Two articles from Kenya's Daily Nation, both published on 30 october 2013, highlight the challenges for developing countries in addressing the link between family planning and population growth:
Kenya has one of the highest fertility rates in the world with a total fertility of 8 children per woman.The headline is a bit confusing but the content of the story is clear.
Contraceptives uptake reduced due to fertility awareness
Worldwide, 7.3 million of the births are by girls between the age of 15 and 19 years of which two million births of this are by girls under the age of 15. Of the two million births, 90 per cent of them are already in marriage, revealing that girls are being married off at very tender age.[Thanks to Facebook friend Javin Ochieng from Mathare, Naoribi for the links. We met at the 2012 Global Voices Summit.]
Kenya contributes to this percentage by having 103 in every 1000 pregnancies being attributed to girls between 15 and 19 years.
Teenage pregnancies: Kenya's alarming statistics
This news comes at a time of cutbacks to Australia's overseas aid. Coincidentally, on the following day Tanya Plibersek, newly elected deputy leader of the Labor opposition, raised related issues at the Australian Council for International Development. The former Health minister told the 2013 ACFID Council: Driving Change Post 2015:
We believe that a society as wealthy as ours has an obligation to advance the development of the poorest people, communities, and nations, and assist them to a better life.
On coming to government we first abolished the Harradine amendment which prohibited Australian aid money going to organisations which delivered family planning services. Most recently we doubled aid funding for family planning services.Tanya spoke on the day that AusAid ceased to be a separate entity following its controversial integration by the Abbott government into the Department of Foreign Affairs and Trade (DFAT).
Let me say this very clearly – I will fight any effort by Tony Abbott to strip aid from family planning services in developing countries.

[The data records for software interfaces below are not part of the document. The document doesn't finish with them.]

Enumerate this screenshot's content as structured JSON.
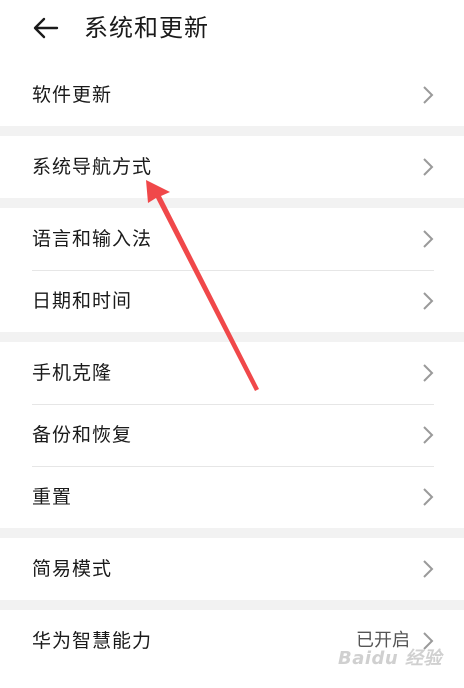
{
  "header": {
    "title": "系统和更新"
  },
  "groups": [
    {
      "items": [
        {
          "label": "软件更新"
        }
      ]
    },
    {
      "items": [
        {
          "label": "系统导航方式"
        }
      ]
    },
    {
      "items": [
        {
          "label": "语言和输入法"
        },
        {
          "label": "日期和时间"
        }
      ]
    },
    {
      "items": [
        {
          "label": "手机克隆"
        },
        {
          "label": "备份和恢复"
        },
        {
          "label": "重置"
        }
      ]
    },
    {
      "items": [
        {
          "label": "简易模式"
        }
      ]
    },
    {
      "items": [
        {
          "label": "华为智慧能力",
          "value": "已开启"
        }
      ]
    }
  ],
  "icons": {
    "back": "back-arrow-icon",
    "chevron": "chevron-right-icon"
  },
  "colors": {
    "arrow_annotation": "#f0484a",
    "separator": "#e6e6e6",
    "gap": "#f2f2f2"
  },
  "watermark": "Baidu 经验"
}
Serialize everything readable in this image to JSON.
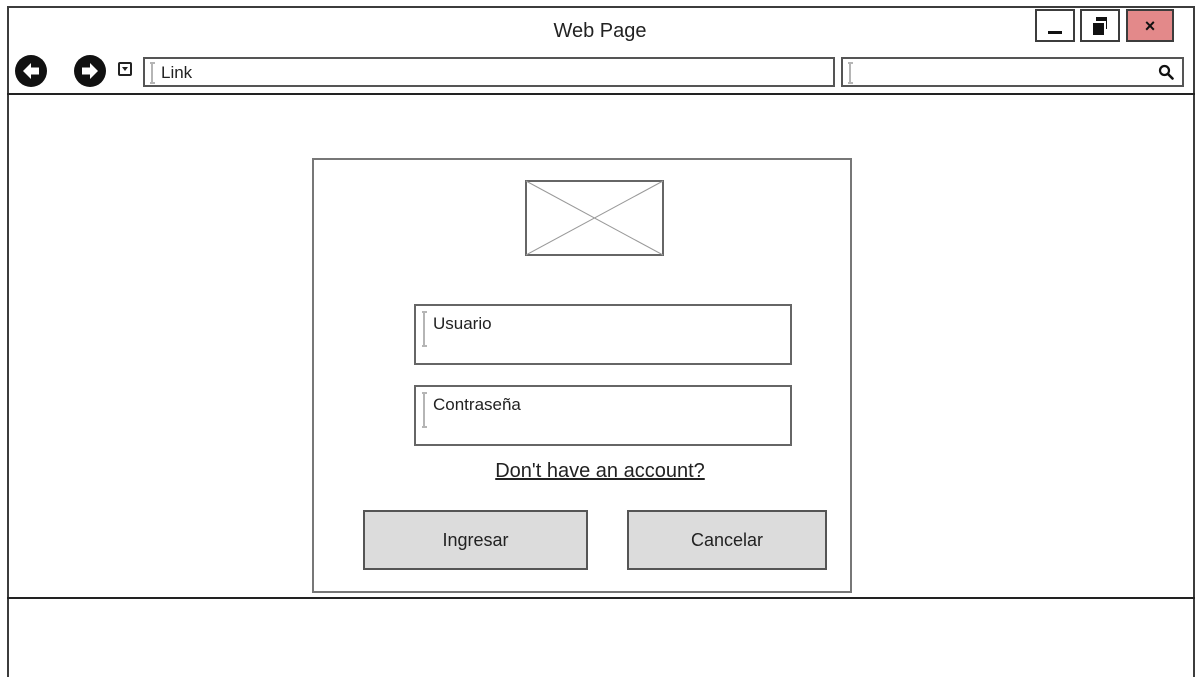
{
  "window": {
    "title": "Web Page",
    "controls": {
      "minimize": "minimize-icon",
      "maximize": "restore-icon",
      "close": "×"
    }
  },
  "toolbar": {
    "url": "Link",
    "search_value": "",
    "icons": [
      "arrow-left-icon",
      "arrow-right-icon",
      "dropdown-icon",
      "search-icon"
    ]
  },
  "login": {
    "image_placeholder": "image-placeholder",
    "username_field": "Usuario",
    "password_field": "Contraseña",
    "signup_link": "Don't have an account?",
    "submit_label": "Ingresar",
    "cancel_label": "Cancelar"
  },
  "colors": {
    "close_button": "#e3898a",
    "button_fill": "#dcdcdc",
    "border": "#3c3c3c"
  }
}
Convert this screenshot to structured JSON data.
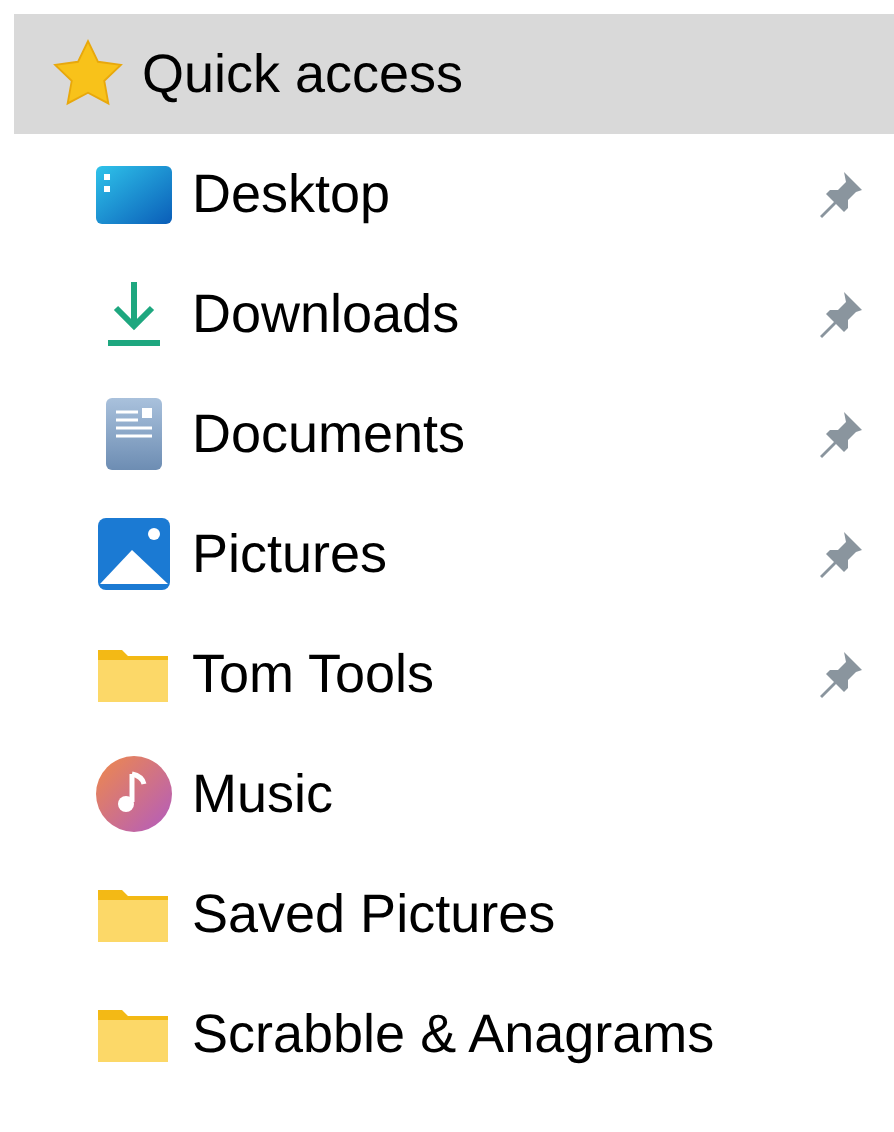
{
  "quick_access": {
    "label": "Quick access",
    "selected": true
  },
  "items": [
    {
      "label": "Desktop",
      "kind": "desktop",
      "pinned": true,
      "selected": false
    },
    {
      "label": "Downloads",
      "kind": "downloads",
      "pinned": true,
      "selected": false
    },
    {
      "label": "Documents",
      "kind": "documents",
      "pinned": true,
      "selected": false
    },
    {
      "label": "Pictures",
      "kind": "pictures",
      "pinned": true,
      "selected": false
    },
    {
      "label": "Tom Tools",
      "kind": "folder",
      "pinned": true,
      "selected": false
    },
    {
      "label": "Music",
      "kind": "music",
      "pinned": false,
      "selected": false
    },
    {
      "label": "Saved Pictures",
      "kind": "folder",
      "pinned": false,
      "selected": false
    },
    {
      "label": "Scrabble & Anagrams",
      "kind": "folder",
      "pinned": false,
      "selected": false
    }
  ]
}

AusAid's FAMILY PLANNING AND THE AID PROGRAM: GUIDING PRINCIPLES, published in 2009, seem very middle of the road at first:
Improving access to appropriate, affordable and safe contraceptives and products is an important component of effective family planning services. By ensuring women and men have access to comprehensive family planning services and advice, Australia aims to reduce the number of unplanned pregnancies and thereby minimise the need for women to resort to abortion.However, they clearly sanction abortion in the implementation criteria:
The Guidelines support the same range of family planning and reproductive health services for women in developing countries as are supported for women in Australia, consistent with the national laws of the partner country concerned and in line with the ICPD Programme of Action [International Conference on Population and Development 1994}. The Guidelines place a gestational term limit on abortion of up to 20 weeks.'Driving Change Post 2015' focussed on 'How can the Australian development sector respond to people living in poverty and help them drive positive change?' The conference title, of course, referred to the UN Millennium Development Goals whose target date is 2015.
In 2000 the United Nations established 8 ambitious Millennium Development Goals (MDGs) for the Developing World:
GOAL 1: Eradicate extreme poverty and hunger
GOAL 2: Achieve universal primary education
GOAL 3: Promote gender equality and empower women
GOAL 4: Reduce child mortality
GOAL 5: Improve maternal health
GOAL 6: Combat HIV/AIDS, malaria and other diseases
GOAL 7: Ensure environmental sustainability
GOAL 8: Develop a global partnership for development
The elephant goalkeeper in the MDG game has always been population control. The recent BYND 2015 Global Youth Summit in Costa Rica included this in its declaration:
We seek tools to better inform us about healthy lifestyles and health concerns, which help us act on that information, especially in areas of sexual and reproductive health, and in dealing with issues of disability, including knowledge to reduce problems of stigma and fear associated with many diseasesLet's hope that family planning aid does not become a partisan issue in Australia as it has been in the United States with the global gag rule enforced by Republican administrations and reversed under Democrat presidents. Family planning and sexual and reproductive health programs that mention the 'A' word [abortion] or sometimes even just the 'C' word [contraceptive] do not get funded when the rule applies.
The ACFID has over 100 non-government members working in the international aid and development sectors. Some of them will be attending Progress 2013 conference on 7-8 November in Melbourne to further discuss issues and share strategies. A number of the organisations are faith-based and may have their own concerns with family planning projects.
[My posts for the 2010 European Journalism Centre's Th!nk About It - Developing World blogging competition range over many of the issues related to population, family planning and sex education.]